Dataset rows describing interfaces:

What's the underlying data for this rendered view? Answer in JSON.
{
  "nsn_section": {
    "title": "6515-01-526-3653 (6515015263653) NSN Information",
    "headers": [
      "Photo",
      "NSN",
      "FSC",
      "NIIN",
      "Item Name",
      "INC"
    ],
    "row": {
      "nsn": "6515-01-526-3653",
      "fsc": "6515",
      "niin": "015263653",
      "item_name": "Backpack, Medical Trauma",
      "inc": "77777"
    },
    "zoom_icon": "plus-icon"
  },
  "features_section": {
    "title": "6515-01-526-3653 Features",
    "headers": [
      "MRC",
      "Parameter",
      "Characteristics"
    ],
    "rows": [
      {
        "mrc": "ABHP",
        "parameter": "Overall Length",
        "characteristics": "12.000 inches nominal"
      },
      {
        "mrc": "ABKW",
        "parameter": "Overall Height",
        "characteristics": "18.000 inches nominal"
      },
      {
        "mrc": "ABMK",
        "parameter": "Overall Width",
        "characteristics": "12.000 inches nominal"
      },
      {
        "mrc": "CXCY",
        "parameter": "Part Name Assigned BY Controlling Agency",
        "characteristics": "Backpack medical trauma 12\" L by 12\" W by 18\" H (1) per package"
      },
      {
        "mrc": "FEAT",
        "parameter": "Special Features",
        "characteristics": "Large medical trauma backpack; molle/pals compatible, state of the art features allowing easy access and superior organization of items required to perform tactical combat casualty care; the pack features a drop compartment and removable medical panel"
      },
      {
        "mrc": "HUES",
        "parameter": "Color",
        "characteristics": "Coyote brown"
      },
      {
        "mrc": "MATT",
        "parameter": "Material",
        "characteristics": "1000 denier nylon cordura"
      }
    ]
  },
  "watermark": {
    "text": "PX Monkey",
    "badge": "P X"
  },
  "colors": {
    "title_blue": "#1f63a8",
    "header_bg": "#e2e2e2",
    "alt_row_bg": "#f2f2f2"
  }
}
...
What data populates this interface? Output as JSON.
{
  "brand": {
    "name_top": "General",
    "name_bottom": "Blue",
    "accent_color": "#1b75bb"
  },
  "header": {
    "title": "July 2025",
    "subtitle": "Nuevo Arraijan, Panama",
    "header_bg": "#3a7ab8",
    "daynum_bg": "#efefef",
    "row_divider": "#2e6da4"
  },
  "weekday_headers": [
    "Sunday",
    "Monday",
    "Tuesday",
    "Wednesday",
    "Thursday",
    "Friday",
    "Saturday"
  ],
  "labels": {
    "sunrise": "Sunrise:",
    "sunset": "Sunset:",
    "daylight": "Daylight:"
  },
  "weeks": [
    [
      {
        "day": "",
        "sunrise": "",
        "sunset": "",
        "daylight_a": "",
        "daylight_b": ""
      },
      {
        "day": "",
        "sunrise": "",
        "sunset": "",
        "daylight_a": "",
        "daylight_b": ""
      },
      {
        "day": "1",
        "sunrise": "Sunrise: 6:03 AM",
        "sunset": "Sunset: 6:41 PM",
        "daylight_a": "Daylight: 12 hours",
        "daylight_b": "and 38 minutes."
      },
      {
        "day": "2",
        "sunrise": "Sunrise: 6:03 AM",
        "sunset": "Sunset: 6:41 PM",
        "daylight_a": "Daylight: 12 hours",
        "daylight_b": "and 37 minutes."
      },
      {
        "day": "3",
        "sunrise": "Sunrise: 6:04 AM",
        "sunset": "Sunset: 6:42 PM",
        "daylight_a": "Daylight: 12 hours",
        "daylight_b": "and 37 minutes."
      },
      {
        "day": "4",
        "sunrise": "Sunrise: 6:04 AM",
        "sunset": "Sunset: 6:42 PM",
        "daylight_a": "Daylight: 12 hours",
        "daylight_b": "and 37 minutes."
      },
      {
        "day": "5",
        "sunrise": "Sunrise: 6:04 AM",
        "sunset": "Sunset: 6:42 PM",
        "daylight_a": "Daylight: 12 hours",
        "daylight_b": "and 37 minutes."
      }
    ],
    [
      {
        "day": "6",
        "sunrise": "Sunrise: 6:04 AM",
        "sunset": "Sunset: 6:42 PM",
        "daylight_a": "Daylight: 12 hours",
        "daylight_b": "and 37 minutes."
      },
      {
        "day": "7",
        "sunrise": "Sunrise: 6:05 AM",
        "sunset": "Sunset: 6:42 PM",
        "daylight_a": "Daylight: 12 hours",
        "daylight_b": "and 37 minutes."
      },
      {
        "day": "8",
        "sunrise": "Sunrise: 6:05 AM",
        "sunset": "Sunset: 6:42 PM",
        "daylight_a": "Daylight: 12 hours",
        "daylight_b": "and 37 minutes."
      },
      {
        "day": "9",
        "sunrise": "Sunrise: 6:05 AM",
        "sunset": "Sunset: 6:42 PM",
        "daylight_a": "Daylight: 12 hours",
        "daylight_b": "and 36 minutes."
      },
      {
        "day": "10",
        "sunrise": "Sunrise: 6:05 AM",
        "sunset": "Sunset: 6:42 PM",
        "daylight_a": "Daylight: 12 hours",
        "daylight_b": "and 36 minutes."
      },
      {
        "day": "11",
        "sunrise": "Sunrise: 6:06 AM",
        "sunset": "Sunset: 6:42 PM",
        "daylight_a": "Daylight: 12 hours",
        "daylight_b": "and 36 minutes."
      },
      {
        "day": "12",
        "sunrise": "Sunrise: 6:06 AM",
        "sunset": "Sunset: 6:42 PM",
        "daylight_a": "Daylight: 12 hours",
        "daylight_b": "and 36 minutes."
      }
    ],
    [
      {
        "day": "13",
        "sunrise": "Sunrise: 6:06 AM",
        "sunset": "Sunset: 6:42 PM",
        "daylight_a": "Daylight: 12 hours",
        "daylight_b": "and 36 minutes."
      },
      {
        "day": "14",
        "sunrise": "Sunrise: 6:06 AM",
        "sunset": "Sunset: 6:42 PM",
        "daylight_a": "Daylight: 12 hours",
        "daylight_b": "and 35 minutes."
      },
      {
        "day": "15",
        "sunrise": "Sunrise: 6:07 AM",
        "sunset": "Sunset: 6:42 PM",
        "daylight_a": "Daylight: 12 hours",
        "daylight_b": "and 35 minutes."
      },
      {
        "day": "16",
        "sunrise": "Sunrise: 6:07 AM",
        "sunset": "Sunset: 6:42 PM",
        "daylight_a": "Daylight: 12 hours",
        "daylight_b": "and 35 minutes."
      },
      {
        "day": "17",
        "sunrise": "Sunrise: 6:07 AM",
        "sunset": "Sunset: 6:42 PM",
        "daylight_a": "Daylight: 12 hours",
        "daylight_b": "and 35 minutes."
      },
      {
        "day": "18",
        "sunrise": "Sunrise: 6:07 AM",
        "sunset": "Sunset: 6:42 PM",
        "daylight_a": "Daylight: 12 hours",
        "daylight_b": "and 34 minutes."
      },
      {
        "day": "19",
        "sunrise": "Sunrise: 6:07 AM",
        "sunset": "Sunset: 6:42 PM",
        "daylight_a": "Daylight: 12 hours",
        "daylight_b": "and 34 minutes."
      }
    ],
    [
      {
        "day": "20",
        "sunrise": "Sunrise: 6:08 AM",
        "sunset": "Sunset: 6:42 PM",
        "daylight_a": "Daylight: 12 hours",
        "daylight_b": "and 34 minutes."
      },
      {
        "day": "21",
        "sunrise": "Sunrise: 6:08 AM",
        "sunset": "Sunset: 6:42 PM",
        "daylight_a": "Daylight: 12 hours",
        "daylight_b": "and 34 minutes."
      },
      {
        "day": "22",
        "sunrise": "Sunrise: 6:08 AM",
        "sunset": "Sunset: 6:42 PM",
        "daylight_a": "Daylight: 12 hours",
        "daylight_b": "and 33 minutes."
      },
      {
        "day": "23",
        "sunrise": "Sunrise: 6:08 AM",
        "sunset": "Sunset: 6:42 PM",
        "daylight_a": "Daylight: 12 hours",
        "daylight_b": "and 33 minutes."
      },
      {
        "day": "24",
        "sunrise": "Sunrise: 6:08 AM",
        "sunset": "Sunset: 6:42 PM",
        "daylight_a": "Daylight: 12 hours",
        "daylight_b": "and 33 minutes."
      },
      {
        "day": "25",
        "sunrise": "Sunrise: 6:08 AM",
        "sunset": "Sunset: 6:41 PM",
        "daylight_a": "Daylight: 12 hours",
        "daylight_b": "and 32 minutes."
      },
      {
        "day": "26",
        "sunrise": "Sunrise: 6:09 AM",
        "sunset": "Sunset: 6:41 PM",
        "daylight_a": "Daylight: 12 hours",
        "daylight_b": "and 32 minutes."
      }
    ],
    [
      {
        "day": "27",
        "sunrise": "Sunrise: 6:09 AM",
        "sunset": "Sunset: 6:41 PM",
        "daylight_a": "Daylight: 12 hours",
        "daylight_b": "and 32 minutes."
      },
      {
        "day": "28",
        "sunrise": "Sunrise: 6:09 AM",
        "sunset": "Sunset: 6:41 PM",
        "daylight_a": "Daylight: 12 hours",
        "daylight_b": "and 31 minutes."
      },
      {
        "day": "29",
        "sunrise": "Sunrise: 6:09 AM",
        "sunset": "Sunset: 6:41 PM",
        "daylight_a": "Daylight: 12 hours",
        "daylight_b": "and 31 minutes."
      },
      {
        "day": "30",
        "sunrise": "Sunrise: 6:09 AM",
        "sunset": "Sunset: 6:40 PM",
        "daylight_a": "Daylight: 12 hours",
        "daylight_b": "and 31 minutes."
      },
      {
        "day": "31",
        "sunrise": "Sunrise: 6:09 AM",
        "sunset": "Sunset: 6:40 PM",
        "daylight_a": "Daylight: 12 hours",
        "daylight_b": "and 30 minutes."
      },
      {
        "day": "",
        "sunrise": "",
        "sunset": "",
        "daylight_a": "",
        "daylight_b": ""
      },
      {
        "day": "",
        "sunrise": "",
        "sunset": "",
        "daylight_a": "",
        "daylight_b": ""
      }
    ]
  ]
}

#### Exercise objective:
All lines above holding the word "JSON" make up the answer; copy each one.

#### Exercise solution:
What's the underlying data for this rendered view? Answer in JSON.
What data populates this interface? Output as JSON.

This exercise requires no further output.